By Grace Alone: Ephesians 2:8–10
“For by grace you have been saved through faith. And this is not your own doing; it is the gift of God, not a result of works, so that no one may boast. For we are his workmanship, created in Christ Jesus for good works, which God prepared beforehand, that we should walk in them.”
—Ephesians 2:8–10 (ESV)
During my junior year of college, I met the girl who would eventually become my bride. After dating for a year, I went to visit a friend who worked in a jewelry store so that I could look at engagement rings. Before he showed me any rings, he laid a deep, dark black cloth on the counter and then placed the rings on top of it. I assumed he placed the rings on the black cloth to protect them. However, that was not the case.
He placed the rings on the black cloth to show me the brilliance of each diamond. You see, against the darkness of the cloth, you could see the brilliance and the beauty of the rings. It allowed me to have clarity when making the decision to choose my future bride’s engagement ring.
This is not only true for jewelry but also true for the grace of God. Ephesians 2:8–10 is the gospel in a nutshell. To truly understand the beauty and brilliance of the gospel, we must first understand the depth and darkness of our wickedness and sin.
Ephesians 2:8–10 is best viewed through the lens of Ephesians 2:1–7. In verses 1–3, Paul shows us the severity of our wickedness and how we are dead in our sins and deserve the wrath of God.
“And you were dead in the trespasses and sins in which you once walked, following the course of this world, following the prince of the power of the air, the spirit that is now at work in the sons of disobedience — among whom we all once lived in the passions of our flesh, carrying out the desires of the body and the mind, and were by nature children of wrath, like the rest of mankind” (Eph. 2:1–3).
In verses 4–7, Paul shows us that with Christ we can be made spiritually alive. This is good news!
“But God, being rich in mercy, because of the great love with which he loved us, even when we were dead in our trespasses, made us alive together with Christ — by grace you have been saved — and raised us up with him and seated us with him in the heavenly places in Christ Jesus, so that in the coming ages he might show the immeasurable riches of his grace in kindness toward us in Christ Jesus” (Eph. 2:4–7).
It is good news that we can move from death to life, but we need to be careful.
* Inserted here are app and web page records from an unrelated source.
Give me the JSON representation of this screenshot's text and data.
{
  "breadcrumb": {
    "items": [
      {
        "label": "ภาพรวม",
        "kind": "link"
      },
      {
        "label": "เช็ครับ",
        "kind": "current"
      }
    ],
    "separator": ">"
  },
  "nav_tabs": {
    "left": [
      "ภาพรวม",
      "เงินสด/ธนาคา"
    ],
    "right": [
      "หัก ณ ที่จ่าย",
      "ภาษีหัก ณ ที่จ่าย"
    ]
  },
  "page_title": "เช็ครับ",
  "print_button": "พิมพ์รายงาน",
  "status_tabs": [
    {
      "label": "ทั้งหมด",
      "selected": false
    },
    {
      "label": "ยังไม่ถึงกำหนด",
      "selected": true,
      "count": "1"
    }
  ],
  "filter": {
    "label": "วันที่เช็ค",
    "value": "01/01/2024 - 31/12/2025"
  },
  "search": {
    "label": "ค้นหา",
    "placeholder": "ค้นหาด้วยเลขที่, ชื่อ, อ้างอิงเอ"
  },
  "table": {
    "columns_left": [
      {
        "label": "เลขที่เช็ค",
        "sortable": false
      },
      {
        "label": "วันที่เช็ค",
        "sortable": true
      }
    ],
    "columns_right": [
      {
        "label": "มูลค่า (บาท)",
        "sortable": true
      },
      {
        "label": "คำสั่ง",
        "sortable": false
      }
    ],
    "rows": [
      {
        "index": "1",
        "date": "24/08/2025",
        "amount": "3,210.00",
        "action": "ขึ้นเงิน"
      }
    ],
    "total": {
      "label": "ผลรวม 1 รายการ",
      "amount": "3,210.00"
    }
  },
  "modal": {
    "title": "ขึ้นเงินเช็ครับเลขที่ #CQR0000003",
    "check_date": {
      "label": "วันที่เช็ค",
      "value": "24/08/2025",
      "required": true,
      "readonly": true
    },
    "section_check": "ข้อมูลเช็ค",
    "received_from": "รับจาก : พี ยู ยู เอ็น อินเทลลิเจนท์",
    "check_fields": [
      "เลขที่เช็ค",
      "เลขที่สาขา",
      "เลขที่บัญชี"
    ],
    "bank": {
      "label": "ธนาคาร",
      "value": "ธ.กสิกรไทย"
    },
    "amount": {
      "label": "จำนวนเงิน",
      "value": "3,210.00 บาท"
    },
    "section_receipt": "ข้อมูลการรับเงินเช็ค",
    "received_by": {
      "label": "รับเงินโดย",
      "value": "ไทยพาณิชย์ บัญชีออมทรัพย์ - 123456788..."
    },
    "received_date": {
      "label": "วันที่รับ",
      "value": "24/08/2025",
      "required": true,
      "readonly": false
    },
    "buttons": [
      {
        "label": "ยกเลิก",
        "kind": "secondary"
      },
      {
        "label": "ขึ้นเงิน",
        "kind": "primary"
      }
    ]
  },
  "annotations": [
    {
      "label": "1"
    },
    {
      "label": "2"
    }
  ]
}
We must understand that because of our sinful nature and our longing to be reconciled back to our Creator (Romans 8), we may find ourselves trying to be “good enough.”
Someone once told me, “You will never ever be good enough for God, but that’s OK because Jesus was good enough in your place.” This is exactly the message that Paul wrote to the church of Ephesus.
By Grace Alone
“For by grace you have been saved through faith. And this is not your own doing; it is the gift of God” (Eph. 2:8).
Salvation is a gift from God. There is nothing we can do to earn our way back into God’s favor, and that’s OK. We need to place our faith in the historical fact that Jesus Christ did what He needed to do in our place. He lived the perfect life that we could not live, and he died a death that we could not die. He atoned for our sins by taking our place on the cross. Because of that, salvation is a gift.
For God’s Glory Alone
Paul continues in his letter, “not a result of works, so that no one may boast. For we are his workmanship, created in Christ Jesus for good works, which God prepared beforehand, that we should walk in them” (Eph. 2:9–10).
God deserves to be glorified because of what He did for us. He reconciled us back to the Father and He deserves to be worshipped. The good works we accomplish are a means to glorify God.
“Oh, the depth of the riches of the wisdom and knowledge of God! How unsearchable his judgments, and his paths beyond tracing out! Who has known the mind of the Lord? Or who has been his counselor? Who has ever given to God, that God should repay them? For from him and through him and for him are all things. To him be the glory forever! Amen” (Rom. 11:33–36).
Lee Dymond lives in Hoover, Alabama, with his wife, Holly, and his two daughters Caroline and Anna. He currently serves as the Missions Pastor at Hunter Street Baptist Church in Hoover. He formerly served as a State Missionary/Baptist Campus Minister Auburn University at Montgomery.